Mason-Jar Meals


Originally designed for canning jams, jellies, and vegetables, mason jars are no longer just for food preservation. Not only do they provide a visual treat, but they are a great way to offer a grab-and-go lunch in single servings to a crowd. Once you get the hang of it, you will be able to brainstorm how to translate favorite recipes into a mason-jar friendly meal. 

Easily accommodate a crowd by creating individual servings of entrees that can then be customized by adding meat. 

Tips for filling jars: 

  1. Keep the recipe and types of food in mind when planning the jars. Use smaller jars for desserts and larger jars for pasta or salads.
  2. Prep ingredients and fill the jars assembly-line style to ensure there are ample amounts for each layer.  
  3. Always start with the heaviest ingredients on the bottom, and the most fragile ingredients on the top. For example, salad dressing, pasta, or sauce should be the first layer while fresh herbs should be the last.
  4. Keep crunchy items, such as nuts, separate from the jar. Serve them on the side instead.  
  5. Any ingredient that requires being re-heated, such as potatoes, should be the last layer so it can be easily removed. 
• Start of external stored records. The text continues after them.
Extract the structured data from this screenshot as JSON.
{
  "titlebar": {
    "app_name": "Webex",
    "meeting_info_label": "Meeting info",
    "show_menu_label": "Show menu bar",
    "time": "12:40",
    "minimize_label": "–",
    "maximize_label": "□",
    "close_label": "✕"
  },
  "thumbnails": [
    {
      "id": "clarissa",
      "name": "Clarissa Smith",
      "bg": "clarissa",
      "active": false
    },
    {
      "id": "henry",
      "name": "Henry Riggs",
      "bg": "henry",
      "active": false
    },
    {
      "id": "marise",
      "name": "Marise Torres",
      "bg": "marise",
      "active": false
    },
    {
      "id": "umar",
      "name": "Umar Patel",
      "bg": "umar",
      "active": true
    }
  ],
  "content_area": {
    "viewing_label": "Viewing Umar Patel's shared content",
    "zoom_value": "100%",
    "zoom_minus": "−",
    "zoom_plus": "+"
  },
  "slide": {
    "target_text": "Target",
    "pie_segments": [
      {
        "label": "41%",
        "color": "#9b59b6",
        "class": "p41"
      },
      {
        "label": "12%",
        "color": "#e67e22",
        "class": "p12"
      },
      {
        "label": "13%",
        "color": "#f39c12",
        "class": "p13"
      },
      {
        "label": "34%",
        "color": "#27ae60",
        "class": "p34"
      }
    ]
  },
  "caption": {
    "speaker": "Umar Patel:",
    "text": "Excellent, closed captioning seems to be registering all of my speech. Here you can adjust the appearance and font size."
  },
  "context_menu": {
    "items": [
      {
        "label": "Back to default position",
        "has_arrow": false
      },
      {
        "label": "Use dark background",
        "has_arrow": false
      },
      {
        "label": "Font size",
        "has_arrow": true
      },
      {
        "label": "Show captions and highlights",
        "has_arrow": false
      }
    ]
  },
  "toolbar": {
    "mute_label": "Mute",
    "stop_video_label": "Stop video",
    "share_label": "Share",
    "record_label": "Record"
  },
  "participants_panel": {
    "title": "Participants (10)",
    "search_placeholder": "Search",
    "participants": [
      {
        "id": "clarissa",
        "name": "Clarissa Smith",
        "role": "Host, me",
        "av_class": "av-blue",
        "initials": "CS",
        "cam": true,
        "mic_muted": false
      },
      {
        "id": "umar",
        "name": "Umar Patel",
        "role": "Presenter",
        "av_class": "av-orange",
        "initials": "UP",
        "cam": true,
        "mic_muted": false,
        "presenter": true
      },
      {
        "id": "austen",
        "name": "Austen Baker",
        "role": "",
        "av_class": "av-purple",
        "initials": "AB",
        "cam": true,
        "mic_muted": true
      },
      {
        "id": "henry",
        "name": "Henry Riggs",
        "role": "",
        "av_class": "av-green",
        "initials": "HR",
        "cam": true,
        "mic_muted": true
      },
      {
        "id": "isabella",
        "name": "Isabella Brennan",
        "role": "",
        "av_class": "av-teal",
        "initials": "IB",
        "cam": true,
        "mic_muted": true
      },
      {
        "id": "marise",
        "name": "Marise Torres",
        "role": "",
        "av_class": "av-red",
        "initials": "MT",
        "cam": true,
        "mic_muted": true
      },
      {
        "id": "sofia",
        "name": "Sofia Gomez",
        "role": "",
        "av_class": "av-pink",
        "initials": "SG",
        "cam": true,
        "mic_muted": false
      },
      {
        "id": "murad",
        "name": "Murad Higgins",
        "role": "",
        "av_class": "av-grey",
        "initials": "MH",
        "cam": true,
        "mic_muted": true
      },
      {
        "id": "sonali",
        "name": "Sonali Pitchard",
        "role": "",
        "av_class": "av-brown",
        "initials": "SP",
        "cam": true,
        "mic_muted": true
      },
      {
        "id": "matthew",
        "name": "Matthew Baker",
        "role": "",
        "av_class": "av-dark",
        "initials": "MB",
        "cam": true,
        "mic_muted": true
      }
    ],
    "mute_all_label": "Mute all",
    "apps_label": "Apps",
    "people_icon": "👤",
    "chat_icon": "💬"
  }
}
Mason jars make the perfect container for single-serving eggs, oatmeal, or yogurt. Use them for cold breakfast cereal, adding in sweetener, as well as fruit, flax seeds, nuts, etc. 

Strawberry Vanilla Oatmeal

Makes 1 half-pint jar 

1/4 cup uncooked, old-fashioned rolled oats

1/3 cup skim milk

1/4 cup low-fat Greek vanilla yogurt

1 tablespoon raspberry jam, preserves, or spread

1/4 to 1/3 cup raspberries (cut each berry in half), or enough to fill jar

1 half-pint jar 

Add oats, milk, yogurt, and raspberry jam to the jar. Put the lid on and shake until well combined. Remove the lid, add raspberries, and stir until mixed throughout. Return the lid to the jar and refrigerate overnight or up to 3 days. Eat chilled. 


To serve staff members or a crowd, build the salad jars without dressing, eggs, bacon, and cheese, and offer them on the side when serving so individuals can customize their meals. The larger size of this salad makes it perfect for lunch or dinner.

Easy-Starter Cobb Salad

Makes 1 1-quart jar

Choice of dressings

2 tablespoons chopped avocado

4 to 6 grape tomatoes

1 tablespoon red onion, chopped

2 tablespoons chopped cucumber

2 cups romaine lettuce or baby spinach

2 tablespoons chopped feta

1 boiled egg, chopped

2 slices cooked bacon, chopped

1-quart mason jars

Layer all items, and seal with the lid. 

Main Courses

Pasta salads and rice entrees look beautiful when layered in mason jars. To accommodate all eaters, build basic jars and leave protein choices, such as cooked and seasoned beef, chicken, pork, or tofu, on the side. 

Zesty Burrito Jars

Makes 4 1-quart jars 

1 cup cooked quinoa or brown rice

1 ⅓ cup black beans, rinsed and drained

4 cups lettuce, chopped

1 cup kale, de-ribbed and thinly chopped

1 avocado, peeled, pitted, and evenly chopped

16 cherry tomatoes

8 tablespoons salsa, divided

8 tablespoons sour cream, divided

4 large jars 

Place the cooked quinoa on the bottom of each jar. Layer the black beans. In a separate bowl, mix together the lettuce and kale. Add about 1 ¼ cup of mix to each jar. Split up the avocado slices evenly among the jars. Toss in four cherry tomatoes—chopped in half, if desired. Top each jar with 2 tablespoons each of sour cream and salsa. Be sure to leave room in the top of the jar to add taco meat, seasoned cooked chicken, or sautéed vegetables. Serve with warm tortilla or taco chips. 

Pasta Jars

Makes 4 1-quart jars 

2 cups cooked penne pasta

16 cherry tomatoes cut in half

8 basil leaves, washed and chopped

1 cup baby mozzarella

4 1-quart jars 

Page 1 of 2 | Next page

Related posts:

  1. Crafty Recipes
  2. Sticky, Gooey Fun
  3. Thanksgiving Fun
  4. Menu Makeover
  5. Kick Nutrition Up A Notch
  • Columns & Features
  • Departments
  • Writers